It took Frenchman Manuel Rocheman 10 albums and three decades of music-making before he was ready to unveil his first complete set of original tunes, on last year’s misTeRIO.
It is the music of this 11th release that will form the basis of the jazz pianist’s concert at Sofitel Dubai Jumeirah Beach on Wednesday.
“I always thought I needed a mix of my compositions and jazz standards, just to keep the public happy – I thought that was the important thing,” says the 52-year-old.
“But this time it’s a more introspective, creative process.”
The set list for Rocheman’s UAE debut – part of a maiden Middle East tour alongside his long-standing trio, which also includes dates in Jordan and Lebanon – will be fleshed out with covers, but they venture beyond obvious standards.
The pianist promises numbers by legendary French composer Michel Legrand – who recently performed at Dubai Opera – and an unfinished original work pioneering American pianist Bill Evans was said to be working on at the time of his death in 1980.
Evans continues to cast a long shadow over any working jazz trio of piano, double bass and drums – the format his late-1950s and early-1960s work revolutionised – and Rocheman is the first to hold up his hands and bow down in awe.
His 2010 album, The Touch of Your Lips, was a tribute to mark the 30th anniversary of Evans’s death.
“Every jazz pianist has something from Bill Evans. He has influenced every pianist on the planet – it’s a little intimidating,” says Rocheman. “So maybe that’s why I waited so long: to be mature enough in my life and music to be able to do a tribute.”
However, Rocheman’s first influence was Oscar Peterson, a virtuoso who began recording more than a decade before Evans. Born into a family of musicians, Rocheman began studying piano at the age of six but it was a gift of solo-piano Peterson record Tracks from his older brother four years later that set the course of his career.
“I fell in love with the way the piano sounded: all these harmonies – the rhythm of Peterson’s playing was really incredible,” says Rocheman. “I was playing Beethoven and Mozart, but I wasn’t really satisfied with classical music, and when I heard jazz the way it was played by Oscar Peterson, I was charmed.”
By the age of 12, Rocheman was performing at Parisian jazz clubs, and by 16 he had moved to New York, where he received encouragement from veteran pianist Tommy Flanagan, and was accepted as compatriot Martial Solal’s first and only pupil.
After returning to Paris in the early 1980s, Rocheman formed his first trio, beginning a long career which has also included backing jazz luminaries such as Miles Davis drummer Al Foster and Clint Eastwood’s bass-playing son, Kyle. He has never had a job other than playing piano.
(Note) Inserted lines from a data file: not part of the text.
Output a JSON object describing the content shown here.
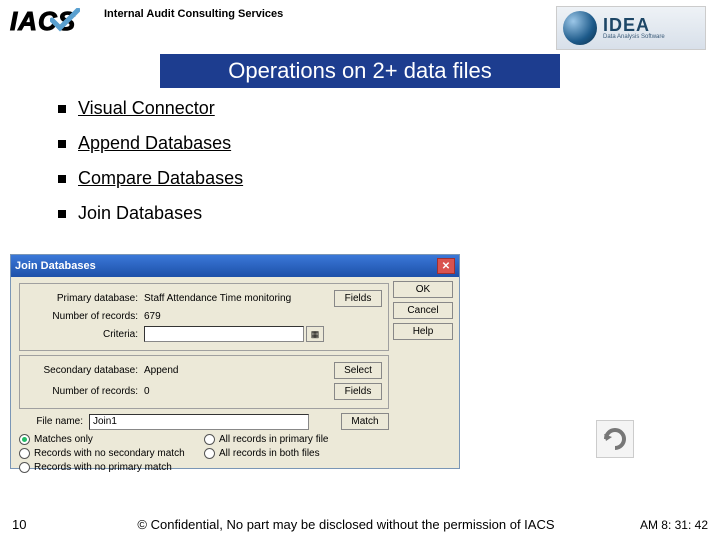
{
  "header": {
    "logo_text": "IACS",
    "subtitle": "Internal Audit Consulting Services",
    "idea_title": "IDEA",
    "idea_sub": "Data Analysis Software"
  },
  "title": "Operations on 2+ data files",
  "items": [
    {
      "label": "Visual Connector",
      "link": true
    },
    {
      "label": "Append Databases",
      "link": true
    },
    {
      "label": "Compare Databases",
      "link": true
    },
    {
      "label": "Join Databases",
      "link": false
    }
  ],
  "dialog": {
    "title": "Join Databases",
    "primary_lbl": "Primary database:",
    "primary_val": "Staff Attendance Time monitoring",
    "records_lbl": "Number of records:",
    "records_val": "679",
    "criteria_lbl": "Criteria:",
    "criteria_val": "",
    "secondary_lbl": "Secondary database:",
    "secondary_val": "Append",
    "sec_records_lbl": "Number of records:",
    "sec_records_val": "0",
    "filename_lbl": "File name:",
    "filename_val": "Join1",
    "buttons": {
      "ok": "OK",
      "cancel": "Cancel",
      "help": "Help",
      "fields": "Fields",
      "select": "Select",
      "fields2": "Fields",
      "match": "Match"
    },
    "radios": {
      "r1": "Matches only",
      "r2": "All records in primary file",
      "r3": "Records with no secondary match",
      "r4": "All records in both files",
      "r5": "Records with no primary match"
    }
  },
  "footer": {
    "page": "10",
    "copyright": "© Confidential, No part may be disclosed without the permission of IACS",
    "clock": "AM 8: 31: 42"
  }
}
“[Foster] is a great friend – I love him. A great, great drummer, one of the best in the world,” says Rocheman.
But while he is quick to acknowledge his influences, the music on misTeRIO is his most personal to date, marking a deliberate swing away from the influence of his heroes.
“When I play I try to forget about Bill Evans, Oscar Peterson, my masters,” says Rocheman. “Because while it’s good at a moment in life to be influenced, it’s like when you eat a meal: you have to digest it. The assimilation of things takes time.
“Now I try to share emotions with people with music that is mine, not Bill Evans’s, or anybody else’s.”
• Manuel Rocheman performs at Sofitel Dubai Jumeirah Beach on April 26 at 8pm, Dh100.